"The question continues to be — is Expo going to have the same impact that it was going to have in 2020, in a world that was so connected, and in a world that … where traveling was becoming more and more ubiquitous?" he asked.
"I'm not sure if the travel industry and the tourism industry will come back the way it used to be," he said. "Or (if) it will take until 2022, 2023 for it to come back."
Separately, Bejjani also said he is "not really concerned" about the impact of the virus on the UAE.
"The UAE is extremely resilient as a market," he said. Looking specifically at Dubai where tourism is usually a "big contributor," he said residents, who are "continuously traveling," have had to reduce their travels and spend more time in the city.

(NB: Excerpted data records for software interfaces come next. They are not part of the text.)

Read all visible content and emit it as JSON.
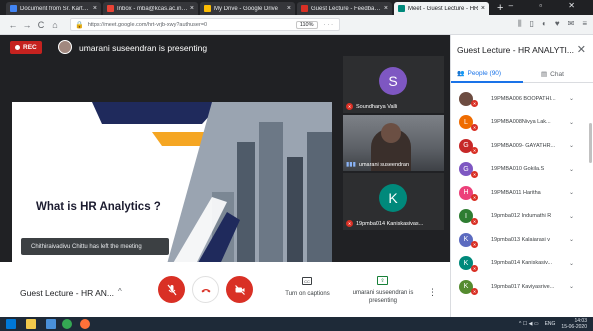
{
  "browser": {
    "tabs": [
      {
        "title": "Document from Sr. Karthi G",
        "fav_color": "#4285f4",
        "active": false
      },
      {
        "title": "Inbox - mba@kcas.ac.in - Kon",
        "fav_color": "#ea4335",
        "active": false
      },
      {
        "title": "My Drive - Google Drive",
        "fav_color": "#fbbc04",
        "active": false
      },
      {
        "title": "Guest Lecture - Feedback - HR",
        "fav_color": "#d93025",
        "active": false
      },
      {
        "title": "Meet - Guest Lecture - HR",
        "fav_color": "#00897b",
        "active": true
      }
    ],
    "tab_close": "×",
    "new_tab": "+",
    "window_controls": "–  ▫  ✕",
    "back": "←",
    "forward": "→",
    "reload": "C",
    "home": "⌂",
    "url": "https://meet.google.com/hrt-vrjb-xwy?authuser=0",
    "zoom": "110%",
    "more": "···",
    "toolbar_icons": [
      "⫼",
      "▯",
      "◐",
      "♥",
      "✉",
      "≡"
    ]
  },
  "meet": {
    "rec_label": "REC",
    "presenting_text": "umarani suseendran is presenting",
    "slide_title": "What is HR Analytics ?",
    "toast": "Chithiraivadivu Chittu has left the meeting",
    "tiles": [
      {
        "initial": "S",
        "name": "Soundharya Valli",
        "color": "#7e57c2"
      },
      {
        "name": "umarani suseendran"
      },
      {
        "initial": "K",
        "name": "19pmba014 Kaniskasivas...",
        "color": "#00897b"
      }
    ],
    "bottom": {
      "meeting_title": "Guest Lecture - HR AN...",
      "caret": "^",
      "captions_label": "Turn on captions",
      "captions_icon": "CC",
      "presenting_label": "umarani suseendran is presenting",
      "present_icon": "⇪",
      "more": "⋮"
    },
    "colors": {
      "danger": "#d93025",
      "accent": "#1a73e8"
    }
  },
  "panel": {
    "title": "Guest Lecture - HR ANALYTI...",
    "close": "✕",
    "people_tab": "People (90)",
    "chat_tab": "Chat",
    "people_icon": "👥",
    "chat_icon": "▤",
    "people": [
      {
        "initial": "",
        "name": "19PMBA006 BOOPATHI...",
        "color": "#6d4c41"
      },
      {
        "initial": "L",
        "name": "19PMBA008Nivya Lak...",
        "color": "#ef6c00"
      },
      {
        "initial": "G",
        "name": "19PMBA009- GAYATHR...",
        "color": "#c62828"
      },
      {
        "initial": "G",
        "name": "19PMBA010 Gokila.S",
        "color": "#7e57c2"
      },
      {
        "initial": "H",
        "name": "19PMBA011 Haritha",
        "color": "#ec407a"
      },
      {
        "initial": "I",
        "name": "19pmba012 Indumathi R",
        "color": "#2e7d32"
      },
      {
        "initial": "K",
        "name": "19pmba013 Kalaiarasi v",
        "color": "#5c6bc0"
      },
      {
        "initial": "K",
        "name": "19pmba014 Kaniskasiv...",
        "color": "#00897b"
      },
      {
        "initial": "K",
        "name": "19pmba017 Kaviyasrive...",
        "color": "#558b2f"
      }
    ],
    "chevron": "⌄"
  },
  "taskbar": {
    "time": "14:03",
    "date": "15-06-2020",
    "lang": "ENG",
    "tray_icons": "^ ☐ ◀ ▭"
  }
}
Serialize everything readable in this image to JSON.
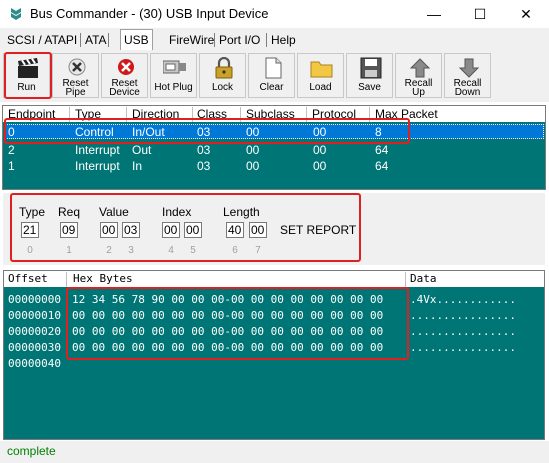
{
  "window": {
    "title": "Bus Commander - (30) USB Input Device",
    "min_symbol": "—",
    "max_symbol": "☐",
    "close_symbol": "✕"
  },
  "tabs": [
    "SCSI / ATAPI",
    "ATA",
    "USB",
    "FireWire",
    "Port I/O",
    "Help"
  ],
  "active_tab": "USB",
  "toolbar": {
    "run": "Run",
    "reset_pipe": [
      "Reset",
      "Pipe"
    ],
    "reset_device": [
      "Reset",
      "Device"
    ],
    "hot_plug": "Hot Plug",
    "lock": "Lock",
    "clear": "Clear",
    "load": "Load",
    "save": "Save",
    "recall_up": [
      "Recall",
      "Up"
    ],
    "recall_down": [
      "Recall",
      "Down"
    ]
  },
  "endpoints": {
    "headers": [
      "Endpoint",
      "Type",
      "Direction",
      "Class",
      "Subclass",
      "Protocol",
      "Max Packet"
    ],
    "rows": [
      [
        "0",
        "Control",
        "In/Out",
        "03",
        "00",
        "00",
        "8"
      ],
      [
        "2",
        "Interrupt",
        "Out",
        "03",
        "00",
        "00",
        "64"
      ],
      [
        "1",
        "Interrupt",
        "In",
        "03",
        "00",
        "00",
        "64"
      ]
    ],
    "selected_row": 0
  },
  "setup": {
    "type_label": "Type",
    "req_label": "Req",
    "value_label": "Value",
    "index_label": "Index",
    "length_label": "Length",
    "bytes": [
      "21",
      "09",
      "00",
      "03",
      "00",
      "00",
      "40",
      "00"
    ],
    "indices": [
      "0",
      "1",
      "2",
      "3",
      "4",
      "5",
      "6",
      "7"
    ],
    "request_name": "SET REPORT"
  },
  "hex": {
    "headers": {
      "offset": "Offset",
      "bytes": "Hex Bytes",
      "data": "Data"
    },
    "rows": [
      {
        "offset": "00000000",
        "bytes": "12 34 56 78 90 00 00 00-00 00 00 00 00 00 00 00",
        "data": ".4Vx............"
      },
      {
        "offset": "00000010",
        "bytes": "00 00 00 00 00 00 00 00-00 00 00 00 00 00 00 00",
        "data": "................"
      },
      {
        "offset": "00000020",
        "bytes": "00 00 00 00 00 00 00 00-00 00 00 00 00 00 00 00",
        "data": "................"
      },
      {
        "offset": "00000030",
        "bytes": "00 00 00 00 00 00 00 00-00 00 00 00 00 00 00 00",
        "data": "................"
      },
      {
        "offset": "00000040",
        "bytes": "",
        "data": ""
      }
    ]
  },
  "status": "complete",
  "colors": {
    "panel_teal": "#007575",
    "selection_blue": "#0078d7",
    "annotation_red": "#e02020",
    "status_green": "#008000"
  }
}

The government banned its citizens from traveling overseas from March 18 until further notice.
"I think that could sustain an acceptable level of the economy until things come back," he said. "I do not see a big hit post pandemic ... the direct pandemic impact, although it will definitely have a larger hit across the region, because some of the economies around us are not as resilient."
Middle East economies such as Saudi Arabia and the UAE have responded to the coming economic pain by announcing stimulus plans. Riyadh has prepared a $13.3 billion package to help small and medium-sized enterprises, while Abu Dhabi will support banks and businesses with a $27 billion plan.
— CNBC's Natasha Turak contributed to this report.